Amy had been paired with Addie. He was winning easily, stepping back as she tried to reach him from her chair. But then, as he stepped a little closer, waving his chopstick, she suddenly accelerated her chair at him, knocking him flat to the floor.
“Gently there!” called Professor Creevy. “Now, shall we change over? Whoever had the wand hand it over to your opponent and you have a go.”
“That’s those of you who haven’t broke it,” he added, winking at Alex.
Alex was annoyed to find that Sophie was very quick and surprisingly strong. She twice managed to snatch the chopstick from his hand, making a point of handing it back undamaged.
After a few minutes Alex had managed to cast his imaginary spell about as often as Sophie had disarmed him. He was aching slightly, but didn’t want to tell Sophie so.
“Alex – can we pause momentarily?” said Sophie. “I had not realised that magical study would involve this degree of physical exertion.”
Alex nodded. “If you like.” He looked around again.
He noticed that Professor Creevy was now facing Amy, giving her hints as to the best way to protect herself from attack.
“Now then, let’s have another go. You’re the evil wizard, remember,” said Professor Creevy.
Amy reached for her chopstick with her right hand and at the same time, used her left to pivot her chair.

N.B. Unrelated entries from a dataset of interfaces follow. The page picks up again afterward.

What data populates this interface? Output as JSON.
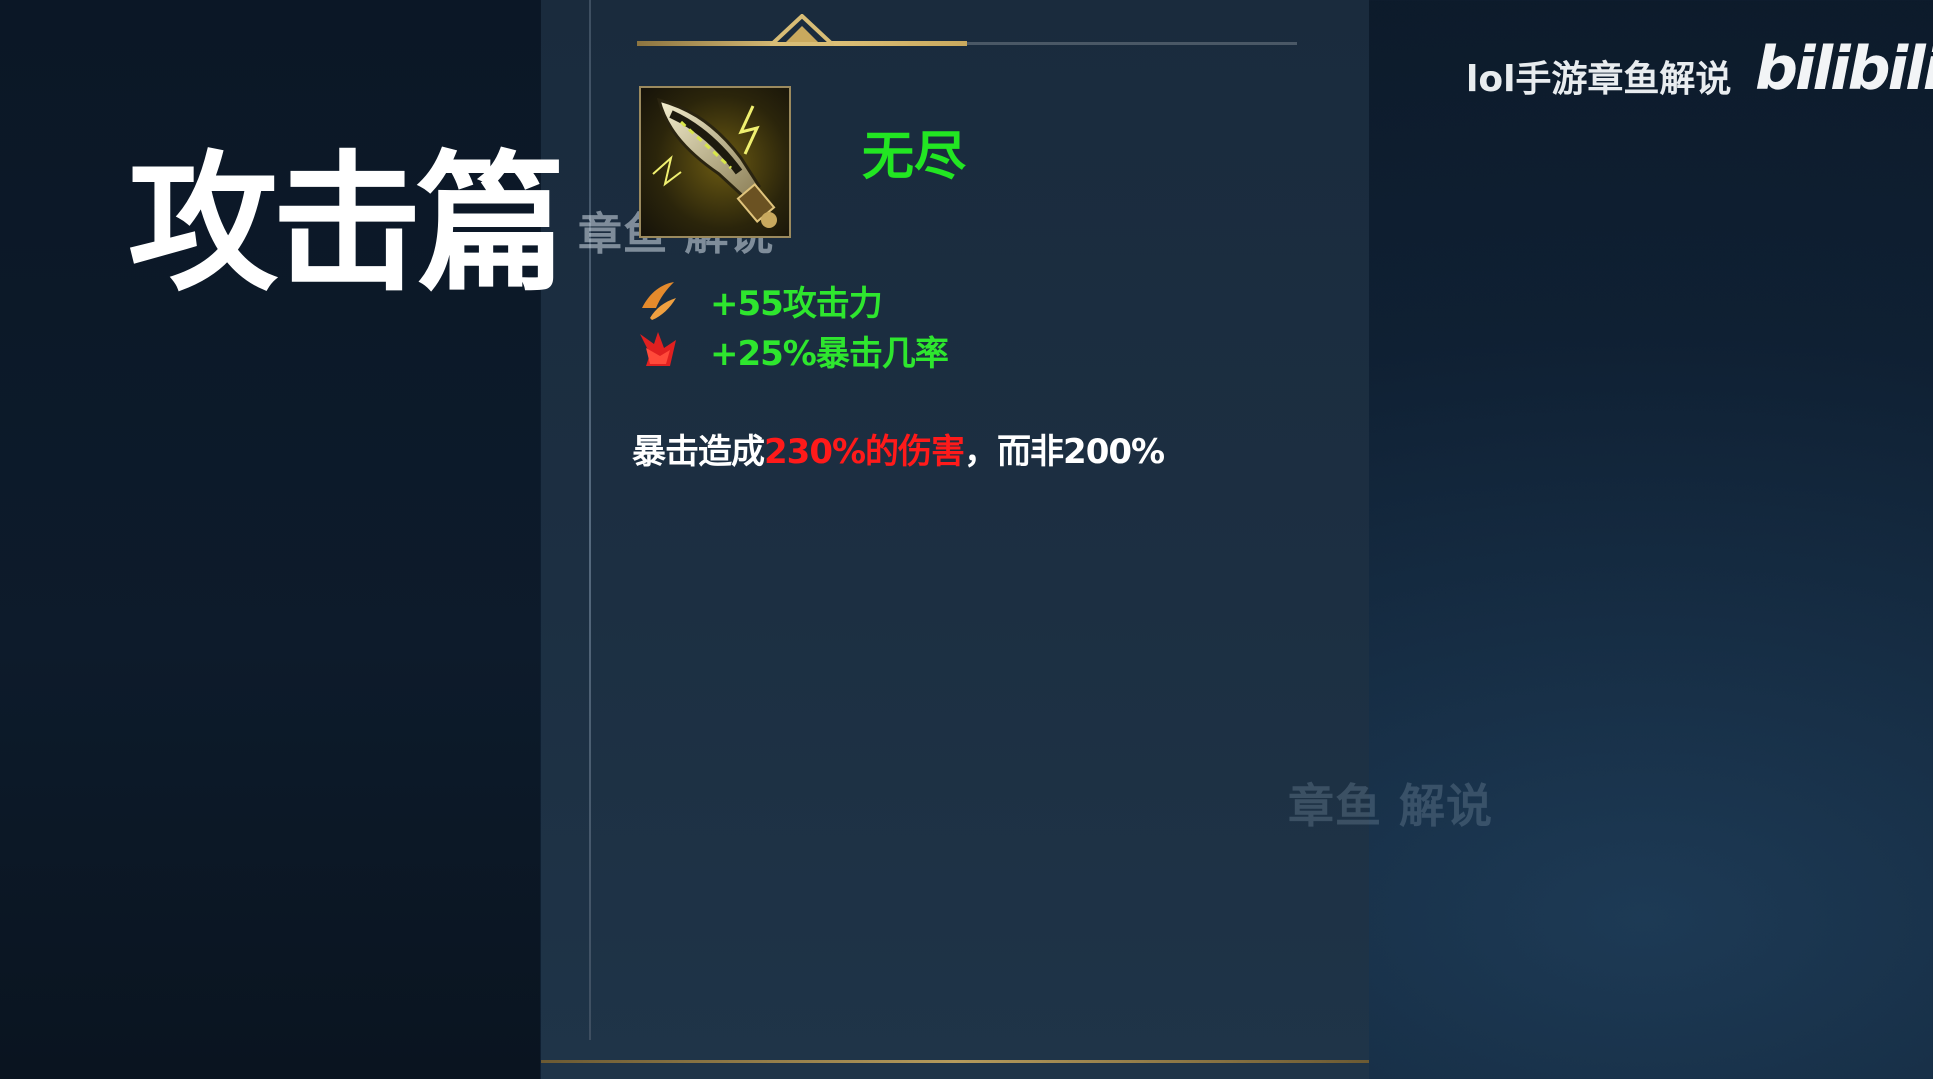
{
  "overlay": {
    "title": "攻击篇",
    "watermark": "章鱼 解说",
    "channel": "lol手游章鱼解说",
    "platform_logo": "bilibili"
  },
  "item": {
    "name": "无尽",
    "icon": "sword-icon",
    "stats": [
      {
        "icon": "attack-damage-icon",
        "text": "+55攻击力"
      },
      {
        "icon": "crit-chance-icon",
        "text": "+25%暴击几率"
      }
    ],
    "description": {
      "prefix": "暴击造成",
      "highlight": "230%的伤害",
      "suffix": "，而非200%"
    }
  },
  "colors": {
    "stat_green": "#2ee62e",
    "name_green": "#22e622",
    "highlight_red": "#ff1a1a",
    "accent_gold": "#e0c47c"
  }
}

As Professor Creevy reached towards her, she raised her chopstick over her head and shouted “Goblipurpleboggle!”
There was a loud bang, a flash of blue light, and Professor Creevy was lying on his back, a dazed look on his face. Amy stared at the chopstick, looking astonished.

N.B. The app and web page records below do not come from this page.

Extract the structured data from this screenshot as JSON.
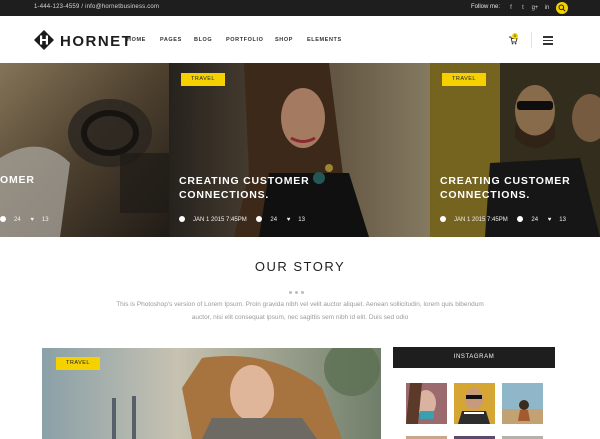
{
  "topbar": {
    "contact": "1-444-123-4559 / info@hornetbusiness.com",
    "follow_label": "Follow me:",
    "social_icons": [
      "facebook-icon",
      "twitter-icon",
      "google-plus-icon",
      "linkedin-icon"
    ],
    "social_glyphs": [
      "f",
      "t",
      "g+",
      "in"
    ]
  },
  "brand": {
    "name": "HORNET",
    "accent": "#f5d100",
    "dark": "#1e1e1e"
  },
  "nav": {
    "items": [
      "HOME",
      "PAGES",
      "BLOG",
      "PORTFOLIO",
      "SHOP",
      "ELEMENTS"
    ]
  },
  "cart": {
    "count": "0"
  },
  "hero": {
    "slides": [
      {
        "title_visible": "OMER",
        "comments": "24",
        "likes": "13"
      },
      {
        "tag": "TRAVEL",
        "title_line1": "CREATING CUSTOMER",
        "title_line2": "CONNECTIONS.",
        "date": "JAN 1 2015  7:45PM",
        "comments": "24",
        "likes": "13"
      },
      {
        "tag": "TRAVEL",
        "title_line1": "CREATING CUSTOMER",
        "title_line2": "CONNECTIONS.",
        "date": "JAN 1 2015  7:45PM",
        "comments": "24",
        "likes": "13"
      }
    ]
  },
  "story": {
    "title": "OUR STORY",
    "text_line1": "This is Photoshop's version  of Lorem Ipsum. Proin gravida nibh vel velit auctor aliquet. Aenean sollicitudin, lorem quis bibendum",
    "text_line2": "auctor, nisi elit consequat ipsum, nec sagittis sem nibh id elit. Duis sed odio"
  },
  "feature": {
    "tag": "TRAVEL"
  },
  "instagram": {
    "heading": "INSTAGRAM"
  }
}
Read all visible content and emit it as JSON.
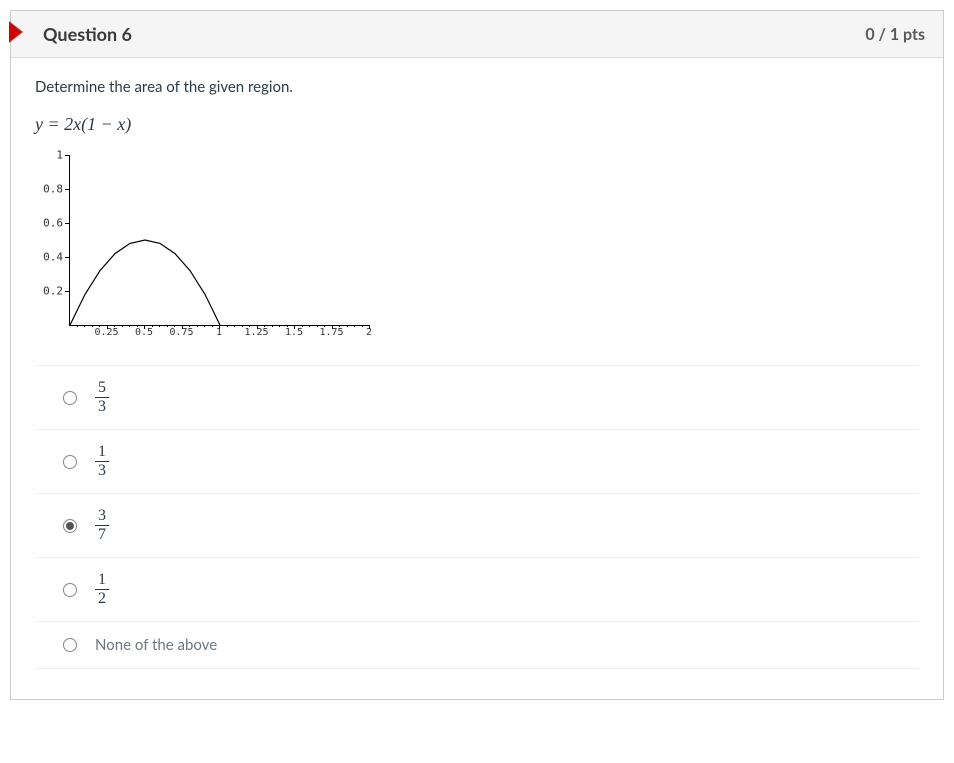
{
  "header": {
    "title": "Question 6",
    "points": "0 / 1 pts"
  },
  "body": {
    "prompt": "Determine the area of the given region.",
    "equation": "y = 2x(1 − x)"
  },
  "chart_data": {
    "type": "line",
    "title": "",
    "xlabel": "",
    "ylabel": "",
    "xlim": [
      0,
      2
    ],
    "ylim": [
      0,
      1
    ],
    "x_ticks": [
      0.25,
      0.5,
      0.75,
      1,
      1.25,
      1.5,
      1.75,
      2
    ],
    "y_ticks": [
      0.2,
      0.4,
      0.6,
      0.8,
      1
    ],
    "series": [
      {
        "name": "y=2x(1-x)",
        "x": [
          0,
          0.1,
          0.2,
          0.3,
          0.4,
          0.5,
          0.6,
          0.7,
          0.8,
          0.9,
          1.0
        ],
        "values": [
          0,
          0.18,
          0.32,
          0.42,
          0.48,
          0.5,
          0.48,
          0.42,
          0.32,
          0.18,
          0
        ]
      }
    ]
  },
  "options": [
    {
      "type": "fraction",
      "num": "5",
      "den": "3",
      "checked": false
    },
    {
      "type": "fraction",
      "num": "1",
      "den": "3",
      "checked": false
    },
    {
      "type": "fraction",
      "num": "3",
      "den": "7",
      "checked": true
    },
    {
      "type": "fraction",
      "num": "1",
      "den": "2",
      "checked": false
    },
    {
      "type": "text",
      "label": "None of the above",
      "checked": false
    }
  ]
}
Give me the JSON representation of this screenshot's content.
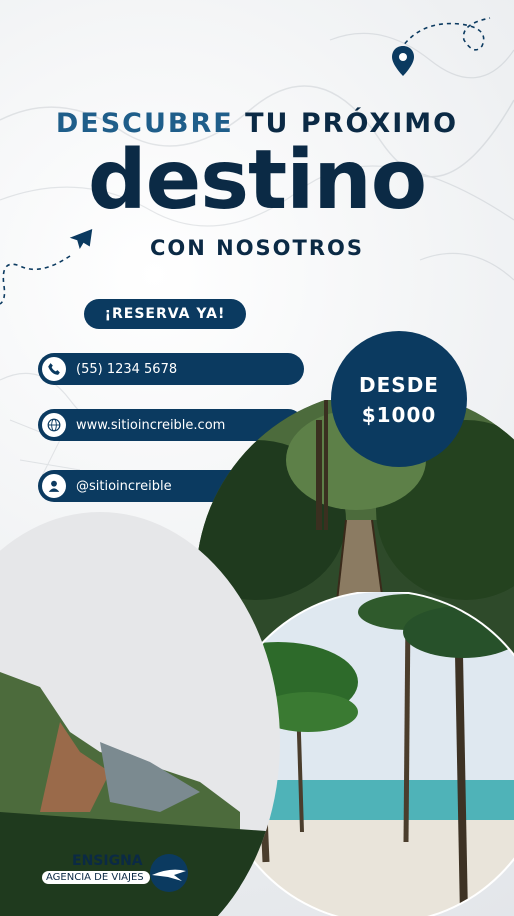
{
  "headline": {
    "word1": "DESCUBRE",
    "word2": "TU PRÓXIMO",
    "big": "destino",
    "sub": "CON NOSOTROS"
  },
  "cta": {
    "label": "¡RESERVA YA!"
  },
  "contacts": [
    {
      "icon": "phone-icon",
      "text": "(55) 1234 5678"
    },
    {
      "icon": "globe-icon",
      "text": "www.sitioincreible.com"
    },
    {
      "icon": "user-icon",
      "text": "@sitioincreible"
    }
  ],
  "price": {
    "line1": "DESDE",
    "line2": "$1000"
  },
  "brand": {
    "name": "ENSIGNA",
    "tagline": "AGENCIA DE VIAJES"
  },
  "colors": {
    "navy": "#0b2a45",
    "accent": "#1f5e8a",
    "pill": "#0b3a60"
  }
}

“Amy? Did you take out your real wand? No, I see you didn’t. Are you all right, Professor?” Harry helped Professor Creevy to his feet.
“What was that, then?” asked Professor Creevy.

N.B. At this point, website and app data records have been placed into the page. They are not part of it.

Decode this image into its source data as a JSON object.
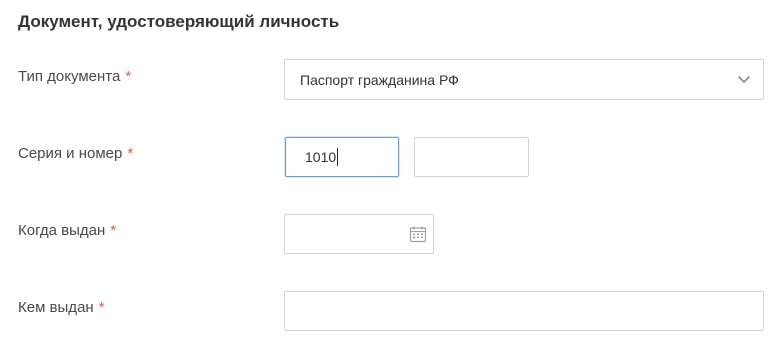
{
  "section": {
    "title": "Документ, удостоверяющий личность"
  },
  "required_mark": "*",
  "fields": {
    "doc_type": {
      "label": "Тип документа",
      "value": "Паспорт гражданина РФ",
      "icon": "chevron-down-icon"
    },
    "series_number": {
      "label": "Серия и номер",
      "series_value": "1010",
      "number_value": ""
    },
    "issue_date": {
      "label": "Когда выдан",
      "value": "",
      "icon": "calendar-icon"
    },
    "issued_by": {
      "label": "Кем выдан",
      "value": ""
    }
  },
  "colors": {
    "required": "#e2574c",
    "focus_border": "#6a9fd8",
    "border": "#d3d3d3"
  }
}
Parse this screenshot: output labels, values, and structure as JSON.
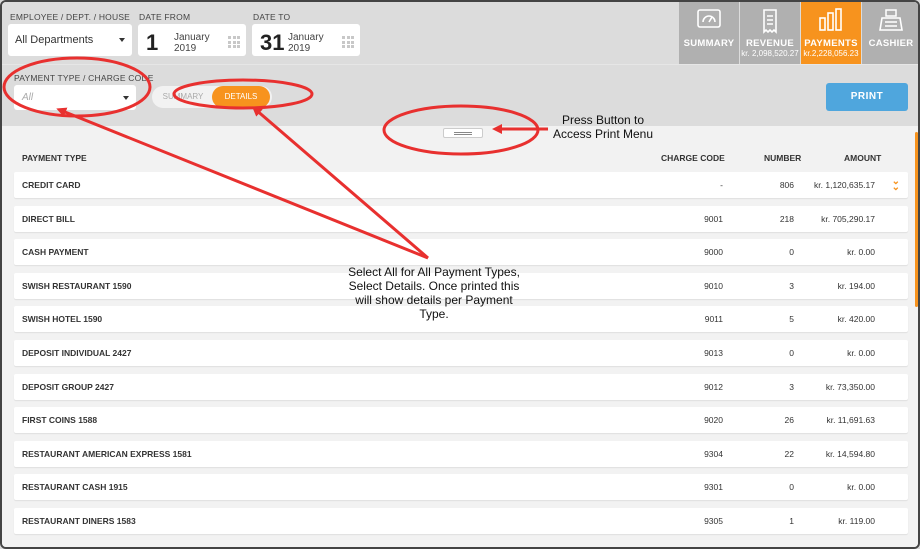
{
  "filters": {
    "employee_label": "EMPLOYEE / DEPT. / HOUSE",
    "employee_value": "All Departments",
    "date_from_label": "DATE FROM",
    "date_from_day": "1",
    "date_from_month": "January",
    "date_from_year": "2019",
    "date_to_label": "DATE TO",
    "date_to_day": "31",
    "date_to_month": "January",
    "date_to_year": "2019",
    "payment_type_label": "PAYMENT TYPE / CHARGE CODE",
    "payment_type_placeholder": "All"
  },
  "tabs": [
    {
      "label": "SUMMARY",
      "sub": "",
      "icon": "gauge-icon",
      "active": false
    },
    {
      "label": "REVENUE",
      "sub": "kr. 2,098,520.27",
      "icon": "receipt-icon",
      "active": false
    },
    {
      "label": "PAYMENTS",
      "sub": "kr.2,228,056.23",
      "icon": "bar-chart-icon",
      "active": true
    },
    {
      "label": "CASHIER",
      "sub": "",
      "icon": "cash-register-icon",
      "active": false
    }
  ],
  "toggle": {
    "summary": "SUMMARY",
    "details": "DETAILS",
    "selected": "DETAILS"
  },
  "print_label": "PRINT",
  "table": {
    "headers": {
      "payment_type": "PAYMENT TYPE",
      "charge_code": "CHARGE CODE",
      "number": "NUMBER",
      "amount": "AMOUNT"
    },
    "rows": [
      {
        "name": "CREDIT CARD",
        "code": "-",
        "number": "806",
        "amount": "kr. 1,120,635.17"
      },
      {
        "name": "DIRECT BILL",
        "code": "9001",
        "number": "218",
        "amount": "kr. 705,290.17"
      },
      {
        "name": "CASH PAYMENT",
        "code": "9000",
        "number": "0",
        "amount": "kr. 0.00"
      },
      {
        "name": "SWISH RESTAURANT 1590",
        "code": "9010",
        "number": "3",
        "amount": "kr. 194.00"
      },
      {
        "name": "SWISH HOTEL 1590",
        "code": "9011",
        "number": "5",
        "amount": "kr. 420.00"
      },
      {
        "name": "DEPOSIT INDIVIDUAL 2427",
        "code": "9013",
        "number": "0",
        "amount": "kr. 0.00"
      },
      {
        "name": "DEPOSIT GROUP 2427",
        "code": "9012",
        "number": "3",
        "amount": "kr. 73,350.00"
      },
      {
        "name": "FIRST COINS 1588",
        "code": "9020",
        "number": "26",
        "amount": "kr. 11,691.63"
      },
      {
        "name": "RESTAURANT AMERICAN EXPRESS 1581",
        "code": "9304",
        "number": "22",
        "amount": "kr. 14,594.80"
      },
      {
        "name": "RESTAURANT CASH 1915",
        "code": "9301",
        "number": "0",
        "amount": "kr. 0.00"
      },
      {
        "name": "RESTAURANT DINERS 1583",
        "code": "9305",
        "number": "1",
        "amount": "kr. 119.00"
      }
    ]
  },
  "annotations": {
    "print_note": "Press Button to Access Print Menu",
    "details_note": "Select All for All Payment Types, Select Details.  Once printed this will show details per Payment Type."
  },
  "colors": {
    "accent": "#f7931e",
    "print_button": "#4fa6dd",
    "annotation": "#e8302f"
  }
}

“Er… I don’t know,” said Harry. “I’ve never seen anything like that before.”
“I didn’t… I mean…,” began Amy.
“I know. Don’t worry, it’s fine,” said Harry. “OK, people, that’ll do for today. You can clean yourselves up a bit before your next class.”
He turned to Amy. “Amy, can you hang on for a moment. Nothing to worry about.”
“I’ll be off too,” said Professor Creevy. “I’ve to teach some fifth years about the London Underground. Well done Amy, good blocking.”
“Weren’t you going to…” began Harry.
“Oh, yes, thank you Professor Potter. Now, listen up all of you. This is Professor Potter’s class, and he’ll be teaching all sorts, not just this kind of thing. But if any of you liked what you were doing today, we’ll be having a few sessions out on the grass where you can fall over safely and not hurt y’selves. Let me know if any of you are interested.”
He walked off, a little stiffly.
When everyone had left, Harry crouched down beside Amy. “Well, that was interesting. Do you have any idea what you did there?”
Amy shook her head. “I just had this vague idea of casting a spell, and shouted some nonsense words. And then, I don’t know, I could feel something welling up in me. Is that usual? No, I can see that it isn’t. I’m terribly sorry.”
Harry shook his head. “Don’t be. I’ve no idea what this all means, but learning to do magic is what you’re here for. Even if we didn’t plan to do any today. I tell you what – I’ll have a word with Professor McGonagall, and we’ll see if you need special coaching.”
“Oh, that would be nice. I was afraid that you might be sending me away, or locking me up in Azkaban.”
Harry smiled ruefully. “If you knew the people who ought to be there who aren’t…”
“Professor – may I go now? My friends are waiting for me outside. I need assistance to get from classroom to classroom, you see?”
Harry looked thoughtful. “It’s very kind of them to help you, but would you rather be able to get around by yourself?”
“Oh, much rather,” said Amy fervently. “The castle is not especially wheelchair friendly, I’m afraid.”
“Maybe we can do something about that. Off you go, Amy. We’ll talk later.”